With an enterprising mountain guide or a GPS you might be able to locate the few bits of wreckage still remaining there, depending on snow levels.
Chris Lizza, a ski patroller who spent a month in Las Leñas working with the pisteros, once described the terrain to me like this: “The Marte accesses more expert terrain than any other lift on this planet. Forget the rest of Las Leñas. No skier could ever find – let alone ski – all the possibilities. Even the fittest World Cup racers could never complete a non-stop run from the top. Airy powder, velvety wind-pack and granular corn are available somewhere. It’s so vertical, so narrow, it defines extreme.”

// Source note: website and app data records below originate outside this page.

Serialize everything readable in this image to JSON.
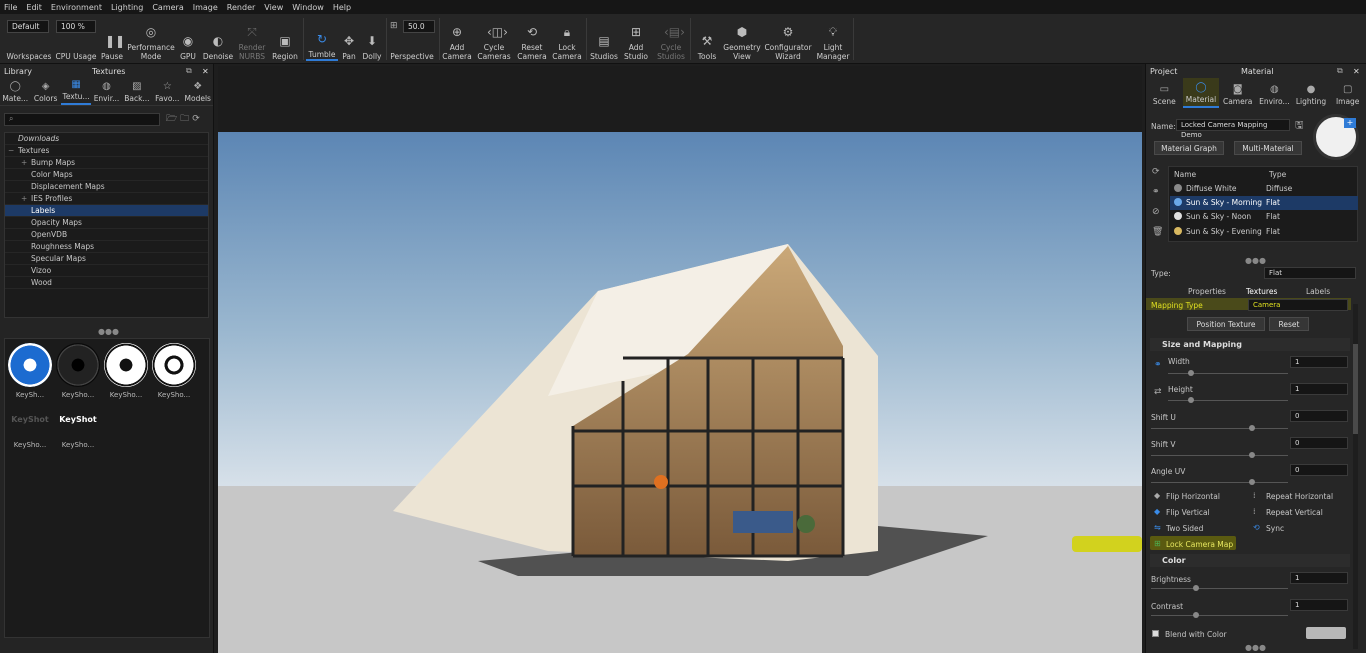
{
  "menu": [
    "File",
    "Edit",
    "Environment",
    "Lighting",
    "Camera",
    "Image",
    "Render",
    "View",
    "Window",
    "Help"
  ],
  "toolbar": {
    "workspace_value": "Default",
    "cpu_value": "100 %",
    "workspaces": "Workspaces",
    "cpu_usage": "CPU Usage",
    "pause": "Pause",
    "performance_mode": "Performance Mode",
    "gpu": "GPU",
    "denoise": "Denoise",
    "render_nurbs": "Render NURBS",
    "region": "Region",
    "tumble": "Tumble",
    "pan": "Pan",
    "dolly": "Dolly",
    "fov_value": "50.0",
    "perspective": "Perspective",
    "add_camera": "Add Camera",
    "cycle_cameras": "Cycle Cameras",
    "reset_camera": "Reset Camera",
    "lock_camera": "Lock Camera",
    "studios": "Studios",
    "add_studio": "Add Studio",
    "cycle_studios": "Cycle Studios",
    "tools": "Tools",
    "geometry_view": "Geometry View",
    "configurator_wizard": "Configurator Wizard",
    "light_manager": "Light Manager"
  },
  "library": {
    "title": "Library",
    "section": "Textures",
    "tabs": [
      "Mate...",
      "Colors",
      "Textu...",
      "Envir...",
      "Back...",
      "Favo...",
      "Models"
    ],
    "tree": {
      "downloads": "Downloads",
      "textures": "Textures",
      "children": [
        "Bump Maps",
        "Color Maps",
        "Displacement Maps",
        "IES Profiles",
        "Labels",
        "Opacity Maps",
        "OpenVDB",
        "Roughness Maps",
        "Specular Maps",
        "Vizoo",
        "Wood"
      ]
    },
    "thumbs": [
      "KeySh...",
      "KeySho...",
      "KeySho...",
      "KeySho...",
      "KeySho...",
      "KeySho..."
    ],
    "logo_text": "KeyShot"
  },
  "project": {
    "title": "Project",
    "section": "Material",
    "tabs": [
      "Scene",
      "Material",
      "Camera",
      "Enviro...",
      "Lighting",
      "Image"
    ],
    "name_label": "Name:",
    "name_value": "Locked Camera Mapping Demo",
    "material_graph": "Material Graph",
    "multi_material": "Multi-Material",
    "col_name": "Name",
    "col_type": "Type",
    "materials": [
      {
        "name": "Diffuse White",
        "type": "Diffuse",
        "color": "#8a8a8a"
      },
      {
        "name": "Sun & Sky - Morning",
        "type": "Flat",
        "color": "#6aa8e8"
      },
      {
        "name": "Sun & Sky - Noon",
        "type": "Flat",
        "color": "#e0e0e0"
      },
      {
        "name": "Sun & Sky - Evening",
        "type": "Flat",
        "color": "#d8b860"
      }
    ],
    "type_label": "Type:",
    "type_value": "Flat",
    "subtabs": [
      "Properties",
      "Textures",
      "Labels"
    ],
    "mapping_type_label": "Mapping Type",
    "mapping_type_value": "Camera",
    "position_texture": "Position Texture",
    "reset": "Reset",
    "size_mapping": "Size and Mapping",
    "width_label": "Width",
    "width_value": "1",
    "height_label": "Height",
    "height_value": "1",
    "shift_u_label": "Shift U",
    "shift_u_value": "0",
    "shift_v_label": "Shift V",
    "shift_v_value": "0",
    "angle_uv_label": "Angle UV",
    "angle_uv_value": "0",
    "flip_horizontal": "Flip Horizontal",
    "repeat_horizontal": "Repeat Horizontal",
    "flip_vertical": "Flip Vertical",
    "repeat_vertical": "Repeat Vertical",
    "two_sided": "Two Sided",
    "sync": "Sync",
    "lock_camera_map": "Lock Camera Map",
    "color_section": "Color",
    "brightness_label": "Brightness",
    "brightness_value": "1",
    "contrast_label": "Contrast",
    "contrast_value": "1",
    "blend_with_color": "Blend with Color"
  },
  "colors": {
    "accent": "#2f7bd6",
    "highlight": "#d4d400",
    "selection": "#1d3a66"
  }
}
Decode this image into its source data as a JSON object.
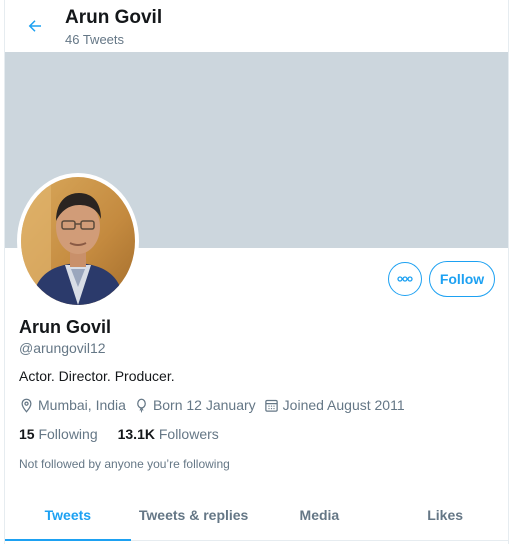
{
  "header": {
    "title": "Arun Govil",
    "tweet_count": "46 Tweets",
    "back_icon": "back-arrow-icon"
  },
  "profile": {
    "name": "Arun Govil",
    "handle": "@arungovil12",
    "bio": "Actor. Director. Producer.",
    "location": "Mumbai, India",
    "born": "Born 12 January",
    "joined": "Joined August 2011",
    "following_count": "15",
    "following_label": "Following",
    "followers_count": "13.1K",
    "followers_label": "Followers",
    "not_followed": "Not followed by anyone you’re following"
  },
  "actions": {
    "follow_label": "Follow",
    "more_icon": "more-icon"
  },
  "tabs": [
    {
      "label": "Tweets",
      "active": true
    },
    {
      "label": "Tweets & replies",
      "active": false
    },
    {
      "label": "Media",
      "active": false
    },
    {
      "label": "Likes",
      "active": false
    }
  ],
  "colors": {
    "accent": "#1da1f2",
    "banner": "#ccd6dd",
    "secondary_text": "#657786"
  }
}
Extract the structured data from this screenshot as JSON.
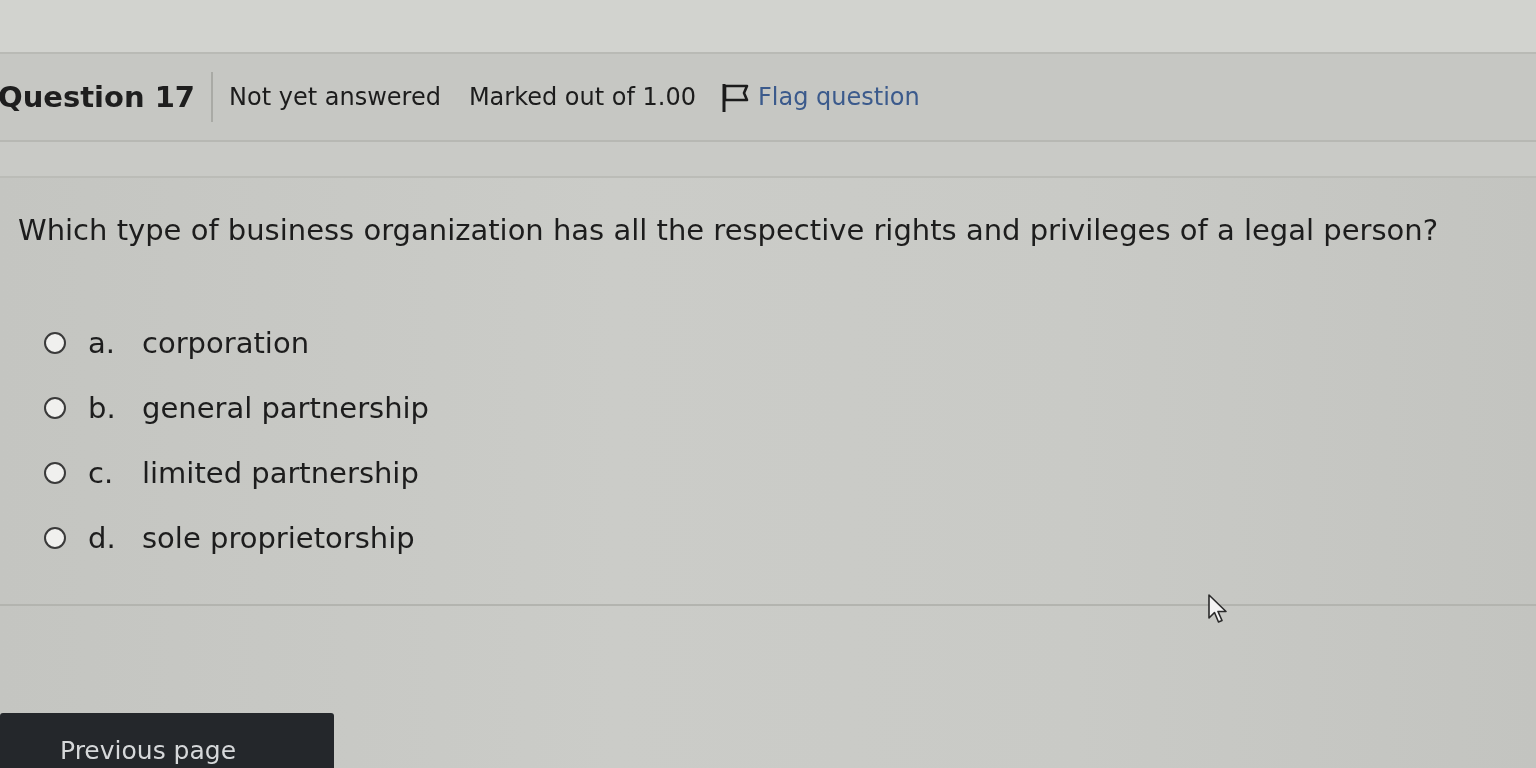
{
  "header": {
    "number_label": "Question 17",
    "status": "Not yet answered",
    "marks": "Marked out of 1.00",
    "flag": {
      "label": "Flag question",
      "flagged": false
    }
  },
  "prompt": "Which type of business organization has all the respective rights and privileges of a legal person?",
  "options": [
    {
      "letter": "a.",
      "text": "corporation",
      "selected": false
    },
    {
      "letter": "b.",
      "text": "general partnership",
      "selected": false
    },
    {
      "letter": "c.",
      "text": "limited partnership",
      "selected": false
    },
    {
      "letter": "d.",
      "text": "sole proprietorship",
      "selected": false
    }
  ],
  "navigation": {
    "previous_button": "Previous page"
  }
}
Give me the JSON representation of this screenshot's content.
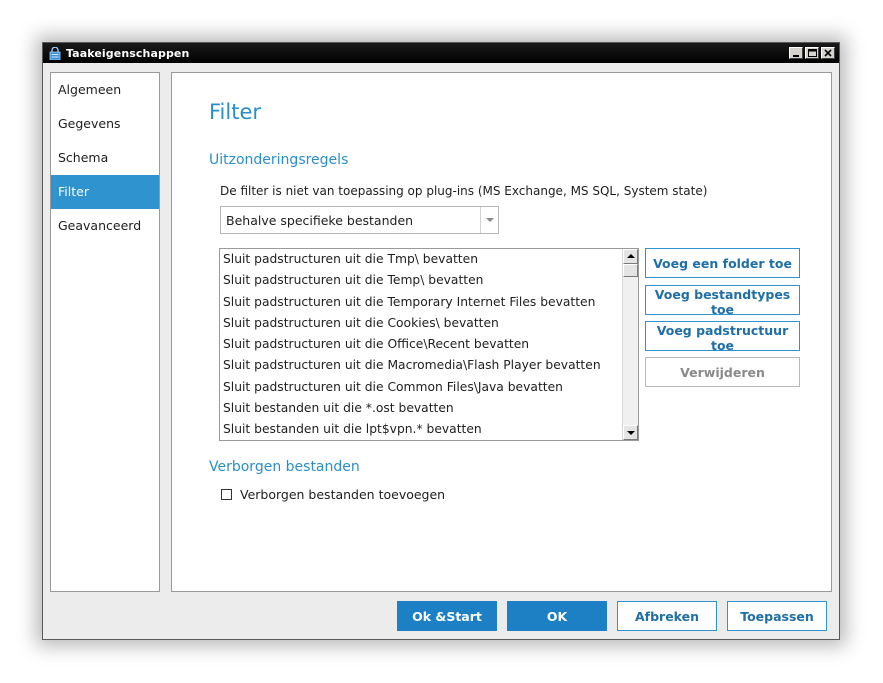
{
  "window": {
    "title": "Taakeigenschappen",
    "controls": [
      "minimize-icon",
      "maximize-icon",
      "close-icon"
    ]
  },
  "sidebar": {
    "items": [
      {
        "label": "Algemeen",
        "active": false
      },
      {
        "label": "Gegevens",
        "active": false
      },
      {
        "label": "Schema",
        "active": false
      },
      {
        "label": "Filter",
        "active": true
      },
      {
        "label": "Geavanceerd",
        "active": false
      }
    ]
  },
  "main": {
    "title": "Filter",
    "exceptions": {
      "heading": "Uitzonderingsregels",
      "note": "De filter is niet van toepassing op plug-ins  (MS Exchange, MS SQL, System state)",
      "dropdown_value": "Behalve specifieke bestanden",
      "rules": [
        "Sluit padstructuren uit die Tmp\\ bevatten",
        "Sluit padstructuren uit die Temp\\ bevatten",
        "Sluit padstructuren uit die Temporary Internet Files bevatten",
        "Sluit padstructuren uit die Cookies\\ bevatten",
        "Sluit padstructuren uit die Office\\Recent bevatten",
        "Sluit padstructuren uit die Macromedia\\Flash Player bevatten",
        "Sluit padstructuren uit die Common Files\\Java bevatten",
        "Sluit bestanden uit die *.ost bevatten",
        "Sluit bestanden uit die lpt$vpn.* bevatten"
      ],
      "buttons": {
        "add_folder": "Voeg een folder toe",
        "add_filetypes": "Voeg bestandtypes toe",
        "add_path": "Voeg padstructuur toe",
        "remove": "Verwijderen"
      }
    },
    "hidden": {
      "heading": "Verborgen bestanden",
      "checkbox_label": "Verborgen bestanden toevoegen",
      "checked": false
    }
  },
  "footer": {
    "ok_start": "Ok &Start",
    "ok": "OK",
    "cancel": "Afbreken",
    "apply": "Toepassen"
  },
  "colors": {
    "accent": "#2f93cf",
    "heading": "#2a8fc8",
    "primary_button": "#1d7fc4",
    "titlebar": "#000000"
  }
}
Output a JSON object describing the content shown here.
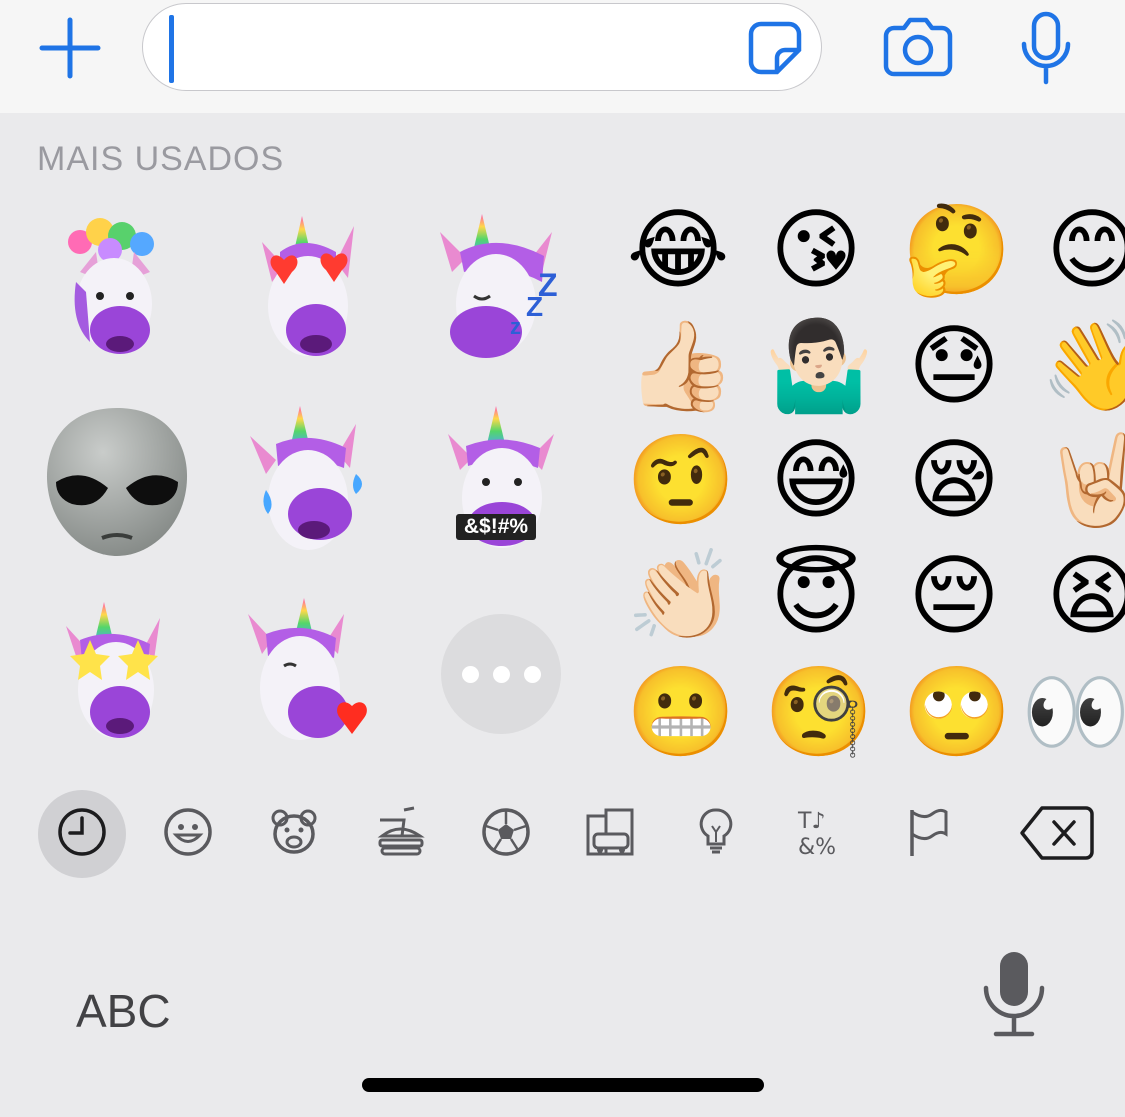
{
  "section": {
    "title": "MAIS USADOS"
  },
  "input": {
    "value": ""
  },
  "memojis": [
    {
      "name": "memoji-unicorn-mind-blown",
      "face": "purple-white"
    },
    {
      "name": "memoji-unicorn-heart-eyes",
      "face": "purple-white"
    },
    {
      "name": "memoji-unicorn-sleeping",
      "face": "purple-white"
    },
    {
      "name": "memoji-alien-angry",
      "face": "grey"
    },
    {
      "name": "memoji-unicorn-tears-of-joy",
      "face": "purple-white"
    },
    {
      "name": "memoji-unicorn-cursing",
      "face": "purple-white"
    },
    {
      "name": "memoji-unicorn-star-struck",
      "face": "purple-white"
    },
    {
      "name": "memoji-unicorn-kiss-heart",
      "face": "purple-white"
    }
  ],
  "memoji_tag": "&$!#%",
  "emojis": [
    "😂",
    "😘",
    "🤔",
    "😊",
    "👍🏻",
    "🤷🏻‍♂️",
    "😓",
    "👋",
    "🤨",
    "😅",
    "😪",
    "🤘🏻",
    "👏🏻",
    "😇",
    "😔",
    "😫",
    "😬",
    "🧐",
    "🙄",
    "👀"
  ],
  "categories": [
    {
      "name": "recent-icon",
      "active": true
    },
    {
      "name": "smileys-icon",
      "active": false
    },
    {
      "name": "animals-icon",
      "active": false
    },
    {
      "name": "food-icon",
      "active": false
    },
    {
      "name": "activity-icon",
      "active": false
    },
    {
      "name": "travel-icon",
      "active": false
    },
    {
      "name": "objects-icon",
      "active": false
    },
    {
      "name": "symbols-icon",
      "active": false
    },
    {
      "name": "flags-icon",
      "active": false
    }
  ],
  "bottom": {
    "abc_label": "ABC"
  },
  "colors": {
    "accent": "#1f74e6",
    "icon_grey": "#5a5a5e",
    "background": "#eaeaec"
  }
}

Nothing much has changed. Joe Lammers, a Canadian freeskier and avalanche expert who skis Las Leñas most winters, says: “I’ve had a conflicted relationship with the Marte chair since 1994. It services, without question, the most bad-ass expert terrain in the southern hemisphere, and although not all the runs are that difficult, they frequently have tricky entrances which can put skiers off.
“Unfortunately stormy weather has a way of shutting down the lift with regularity. With each trip to the resort I feel my chances of getting a lift to freeskiing Mecca are uncertain. But it must be worth it, because I keep coming back year after year, and I’m not alone.”
Las Leñas Resort , in Argentina, has one of the longest downhill in the world! Although most of the tracks are ideal for intermediate and advanced skiers! #lasleñas #lasleñasresort #argentina #southamerica #iloveskiing #skibrasil @laslenasnow
So who frequents the gnarliest chutes off the Marte? Lammers says: “Historically, the harder off-piste lines have been mainly skied by North American and European ski bums. Over the last 10 years or so, however, there’s been a boost in South American freeride culture and locals are getting after it more and more.”
For more on South American skiing, see Konrad Bartelski’s report from Patagonia in our Spring/Summer issue.